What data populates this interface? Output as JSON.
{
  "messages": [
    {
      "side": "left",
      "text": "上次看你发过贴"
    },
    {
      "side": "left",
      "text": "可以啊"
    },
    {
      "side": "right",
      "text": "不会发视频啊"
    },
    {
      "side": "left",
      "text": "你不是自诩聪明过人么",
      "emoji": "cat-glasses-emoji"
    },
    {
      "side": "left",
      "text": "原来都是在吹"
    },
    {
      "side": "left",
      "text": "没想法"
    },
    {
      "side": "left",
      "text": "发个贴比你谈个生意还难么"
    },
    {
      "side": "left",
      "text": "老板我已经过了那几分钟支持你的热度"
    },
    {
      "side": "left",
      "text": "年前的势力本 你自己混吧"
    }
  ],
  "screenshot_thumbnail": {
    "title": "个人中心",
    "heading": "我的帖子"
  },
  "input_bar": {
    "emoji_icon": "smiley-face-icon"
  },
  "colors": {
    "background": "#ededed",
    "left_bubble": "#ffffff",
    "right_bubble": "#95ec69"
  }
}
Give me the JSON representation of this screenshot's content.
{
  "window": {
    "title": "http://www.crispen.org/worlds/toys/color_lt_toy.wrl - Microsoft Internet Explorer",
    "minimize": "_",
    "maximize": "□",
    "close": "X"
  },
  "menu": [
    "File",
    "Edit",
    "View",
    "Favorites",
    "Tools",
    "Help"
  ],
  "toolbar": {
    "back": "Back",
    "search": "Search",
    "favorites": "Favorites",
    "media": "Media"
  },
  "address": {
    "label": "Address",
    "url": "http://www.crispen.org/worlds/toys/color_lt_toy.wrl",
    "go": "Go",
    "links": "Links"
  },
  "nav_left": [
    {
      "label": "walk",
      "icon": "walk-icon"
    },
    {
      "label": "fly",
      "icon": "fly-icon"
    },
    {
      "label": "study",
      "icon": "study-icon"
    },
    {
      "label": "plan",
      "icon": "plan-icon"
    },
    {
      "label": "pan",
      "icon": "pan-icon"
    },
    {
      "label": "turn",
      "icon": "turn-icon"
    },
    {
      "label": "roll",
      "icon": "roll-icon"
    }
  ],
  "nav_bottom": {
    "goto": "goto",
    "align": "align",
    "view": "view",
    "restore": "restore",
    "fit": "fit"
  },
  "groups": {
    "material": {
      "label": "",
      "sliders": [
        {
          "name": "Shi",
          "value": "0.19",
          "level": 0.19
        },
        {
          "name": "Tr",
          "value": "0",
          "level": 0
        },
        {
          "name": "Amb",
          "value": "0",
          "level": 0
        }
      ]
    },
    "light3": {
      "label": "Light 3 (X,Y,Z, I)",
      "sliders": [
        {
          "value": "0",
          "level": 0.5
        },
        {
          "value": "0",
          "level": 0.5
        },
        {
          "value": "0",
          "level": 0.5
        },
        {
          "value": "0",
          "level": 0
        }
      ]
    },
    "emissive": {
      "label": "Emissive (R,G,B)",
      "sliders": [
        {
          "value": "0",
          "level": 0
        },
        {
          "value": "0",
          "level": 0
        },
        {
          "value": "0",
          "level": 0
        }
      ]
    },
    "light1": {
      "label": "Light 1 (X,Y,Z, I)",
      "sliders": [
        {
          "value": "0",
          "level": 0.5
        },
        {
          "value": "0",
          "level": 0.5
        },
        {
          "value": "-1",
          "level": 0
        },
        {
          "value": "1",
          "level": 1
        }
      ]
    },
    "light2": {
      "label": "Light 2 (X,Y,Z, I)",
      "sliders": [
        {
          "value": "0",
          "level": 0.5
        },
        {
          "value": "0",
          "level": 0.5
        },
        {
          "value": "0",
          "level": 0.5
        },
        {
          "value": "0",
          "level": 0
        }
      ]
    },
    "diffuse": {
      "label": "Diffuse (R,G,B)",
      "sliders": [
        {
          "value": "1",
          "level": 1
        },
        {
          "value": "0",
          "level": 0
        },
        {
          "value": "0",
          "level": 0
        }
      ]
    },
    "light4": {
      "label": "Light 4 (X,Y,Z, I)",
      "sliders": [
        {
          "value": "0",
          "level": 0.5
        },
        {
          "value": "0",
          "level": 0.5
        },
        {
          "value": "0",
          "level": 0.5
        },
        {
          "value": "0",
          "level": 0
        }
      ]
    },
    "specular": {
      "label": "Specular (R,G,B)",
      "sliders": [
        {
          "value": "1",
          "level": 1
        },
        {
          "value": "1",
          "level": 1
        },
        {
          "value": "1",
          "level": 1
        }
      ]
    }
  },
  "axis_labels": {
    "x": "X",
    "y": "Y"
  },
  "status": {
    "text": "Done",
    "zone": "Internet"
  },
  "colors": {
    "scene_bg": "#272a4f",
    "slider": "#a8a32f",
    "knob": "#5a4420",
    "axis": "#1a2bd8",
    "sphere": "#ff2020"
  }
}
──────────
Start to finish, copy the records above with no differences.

What data populates this interface? Output as JSON.
{
  "messages": [
    {
      "side": "left",
      "text": "上次看你发过贴"
    },
    {
      "side": "left",
      "text": "可以啊"
    },
    {
      "side": "right",
      "text": "不会发视频啊"
    },
    {
      "side": "left",
      "text": "你不是自诩聪明过人么",
      "emoji": "cat-glasses-emoji"
    },
    {
      "side": "left",
      "text": "原来都是在吹"
    },
    {
      "side": "left",
      "text": "没想法"
    },
    {
      "side": "left",
      "text": "发个贴比你谈个生意还难么"
    },
    {
      "side": "left",
      "text": "老板我已经过了那几分钟支持你的热度"
    },
    {
      "side": "left",
      "text": "年前的势力本 你自己混吧"
    }
  ],
  "screenshot_thumbnail": {
    "title": "个人中心",
    "heading": "我的帖子"
  },
  "input_bar": {
    "emoji_icon": "smiley-face-icon"
  },
  "colors": {
    "background": "#ededed",
    "left_bubble": "#ffffff",
    "right_bubble": "#95ec69"
  }
}
Give me the JSON representation of this screenshot's content.
{
  "window": {
    "title": "http://www.crispen.org/worlds/toys/color_lt_toy.wrl - Microsoft Internet Explorer",
    "minimize": "_",
    "maximize": "□",
    "close": "X"
  },
  "menu": [
    "File",
    "Edit",
    "View",
    "Favorites",
    "Tools",
    "Help"
  ],
  "toolbar": {
    "back": "Back",
    "search": "Search",
    "favorites": "Favorites",
    "media": "Media"
  },
  "address": {
    "label": "Address",
    "url": "http://www.crispen.org/worlds/toys/color_lt_toy.wrl",
    "go": "Go",
    "links": "Links"
  },
  "nav_left": [
    {
      "label": "walk",
      "icon": "walk-icon"
    },
    {
      "label": "fly",
      "icon": "fly-icon"
    },
    {
      "label": "study",
      "icon": "study-icon"
    },
    {
      "label": "plan",
      "icon": "plan-icon"
    },
    {
      "label": "pan",
      "icon": "pan-icon"
    },
    {
      "label": "turn",
      "icon": "turn-icon"
    },
    {
      "label": "roll",
      "icon": "roll-icon"
    }
  ],
  "nav_bottom": {
    "goto": "goto",
    "align": "align",
    "view": "view",
    "restore": "restore",
    "fit": "fit"
  },
  "groups": {
    "material": {
      "label": "",
      "sliders": [
        {
          "name": "Shi",
          "value": "0.19",
          "level": 0.19
        },
        {
          "name": "Tr",
          "value": "0",
          "level": 0
        },
        {
          "name": "Amb",
          "value": "0",
          "level": 0
        }
      ]
    },
    "light3": {
      "label": "Light 3 (X,Y,Z, I)",
      "sliders": [
        {
          "value": "0",
          "level": 0.5
        },
        {
          "value": "0",
          "level": 0.5
        },
        {
          "value": "0",
          "level": 0.5
        },
        {
          "value": "0",
          "level": 0
        }
      ]
    },
    "emissive": {
      "label": "Emissive (R,G,B)",
      "sliders": [
        {
          "value": "0",
          "level": 0
        },
        {
          "value": "0",
          "level": 0
        },
        {
          "value": "0",
          "level": 0
        }
      ]
    },
    "light1": {
      "label": "Light 1 (X,Y,Z, I)",
      "sliders": [
        {
          "value": "0",
          "level": 0.5
        },
        {
          "value": "0",
          "level": 0.5
        },
        {
          "value": "-1",
          "level": 0
        },
        {
          "value": "1",
          "level": 1
        }
      ]
    },
    "light2": {
      "label": "Light 2 (X,Y,Z, I)",
      "sliders": [
        {
          "value": "0",
          "level": 0.5
        },
        {
          "value": "0",
          "level": 0.5
        },
        {
          "value": "0",
          "level": 0.5
        },
        {
          "value": "0",
          "level": 0
        }
      ]
    },
    "diffuse": {
      "label": "Diffuse (R,G,B)",
      "sliders": [
        {
          "value": "1",
          "level": 1
        },
        {
          "value": "0",
          "level": 0
        },
        {
          "value": "0",
          "level": 0
        }
      ]
    },
    "light4": {
      "label": "Light 4 (X,Y,Z, I)",
      "sliders": [
        {
          "value": "0",
          "level": 0.5
        },
        {
          "value": "0",
          "level": 0.5
        },
        {
          "value": "0",
          "level": 0.5
        },
        {
          "value": "0",
          "level": 0
        }
      ]
    },
    "specular": {
      "label": "Specular (R,G,B)",
      "sliders": [
        {
          "value": "1",
          "level": 1
        },
        {
          "value": "1",
          "level": 1
        },
        {
          "value": "1",
          "level": 1
        }
      ]
    }
  },
  "axis_labels": {
    "x": "X",
    "y": "Y"
  },
  "status": {
    "text": "Done",
    "zone": "Internet"
  },
  "colors": {
    "scene_bg": "#272a4f",
    "slider": "#a8a32f",
    "knob": "#5a4420",
    "axis": "#1a2bd8",
    "sphere": "#ff2020"
  }
}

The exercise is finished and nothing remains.